--- EXERCISE DETAILS ---
Pull every line containing the word "Flip" from the records.

LISTED RECORDS Start Marker

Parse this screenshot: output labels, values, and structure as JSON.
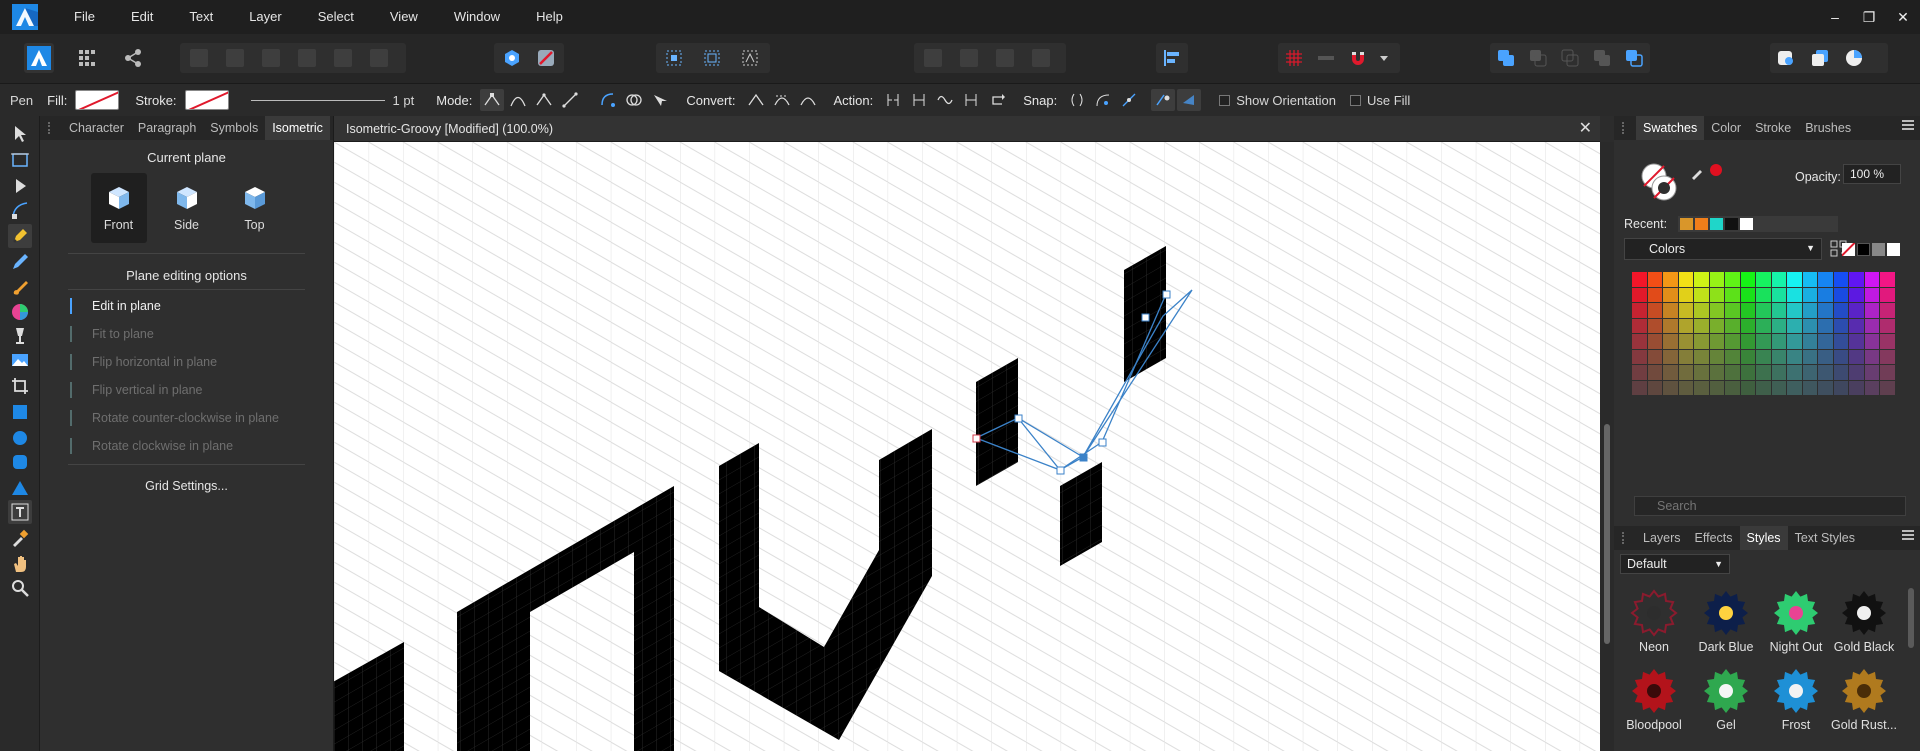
{
  "app": {
    "name": "Affinity Designer",
    "brand_color": "#1e88e5"
  },
  "menu": [
    "File",
    "Edit",
    "Text",
    "Layer",
    "Select",
    "View",
    "Window",
    "Help"
  ],
  "window_controls": {
    "minimize": "–",
    "restore": "❐",
    "close": "✕"
  },
  "context": {
    "tool_name": "Pen",
    "fill_label": "Fill:",
    "stroke_label": "Stroke:",
    "stroke_width": "1 pt",
    "mode_label": "Mode:",
    "convert_label": "Convert:",
    "action_label": "Action:",
    "snap_label": "Snap:",
    "show_orientation": "Show Orientation",
    "use_fill": "Use Fill"
  },
  "left_panel": {
    "tabs": [
      "Character",
      "Paragraph",
      "Symbols",
      "Isometric"
    ],
    "active_tab": "Isometric",
    "current_plane_title": "Current plane",
    "planes": [
      "Front",
      "Side",
      "Top"
    ],
    "active_plane": "Front",
    "plane_options_title": "Plane editing options",
    "options": [
      {
        "label": "Edit in plane",
        "enabled": true
      },
      {
        "label": "Fit to plane",
        "enabled": false
      },
      {
        "label": "Flip horizontal in plane",
        "enabled": false
      },
      {
        "label": "Flip vertical in plane",
        "enabled": false
      },
      {
        "label": "Rotate counter-clockwise in plane",
        "enabled": false
      },
      {
        "label": "Rotate clockwise in plane",
        "enabled": false
      }
    ],
    "grid_settings": "Grid Settings..."
  },
  "document": {
    "title": "Isometric-Groovy [Modified] (100.0%)",
    "close_label": "✕"
  },
  "right_panel": {
    "tabs": [
      "Swatches",
      "Color",
      "Stroke",
      "Brushes"
    ],
    "active_tab": "Swatches",
    "opacity_label": "Opacity:",
    "opacity_value": "100 %",
    "recent_label": "Recent:",
    "recent_colors": [
      "#d9962a",
      "#f07e1a",
      "#1fd6c9",
      "#111111",
      "#ffffff"
    ],
    "palette": "Colors",
    "search_placeholder": "Search",
    "studio_tabs": [
      "Layers",
      "Effects",
      "Styles",
      "Text Styles"
    ],
    "active_studio_tab": "Styles",
    "style_category": "Default",
    "styles": [
      {
        "name": "Neon",
        "color": "#8b1b2e",
        "inner": "#2d2d2d"
      },
      {
        "name": "Dark Blue",
        "color": "#0d1f4a",
        "inner": "#ffd23f"
      },
      {
        "name": "Night Out",
        "color": "#2ecc71",
        "inner": "#e84393"
      },
      {
        "name": "Gold Black",
        "color": "#111111",
        "inner": "#f0f0f0"
      },
      {
        "name": "Bloodpool",
        "color": "#b3131b",
        "inner": "#3a0a0a"
      },
      {
        "name": "Gel",
        "color": "#2fa84f",
        "inner": "#f5f5f5"
      },
      {
        "name": "Frost",
        "color": "#1e90d6",
        "inner": "#f2f2f2"
      },
      {
        "name": "Gold Rust...",
        "color": "#b07a1e",
        "inner": "#4a2d08"
      }
    ]
  }
}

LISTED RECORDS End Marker

--- EXERCISE ANSWER ---
        "label": "Flip horizontal in plane",
        "label": "Flip vertical in plane",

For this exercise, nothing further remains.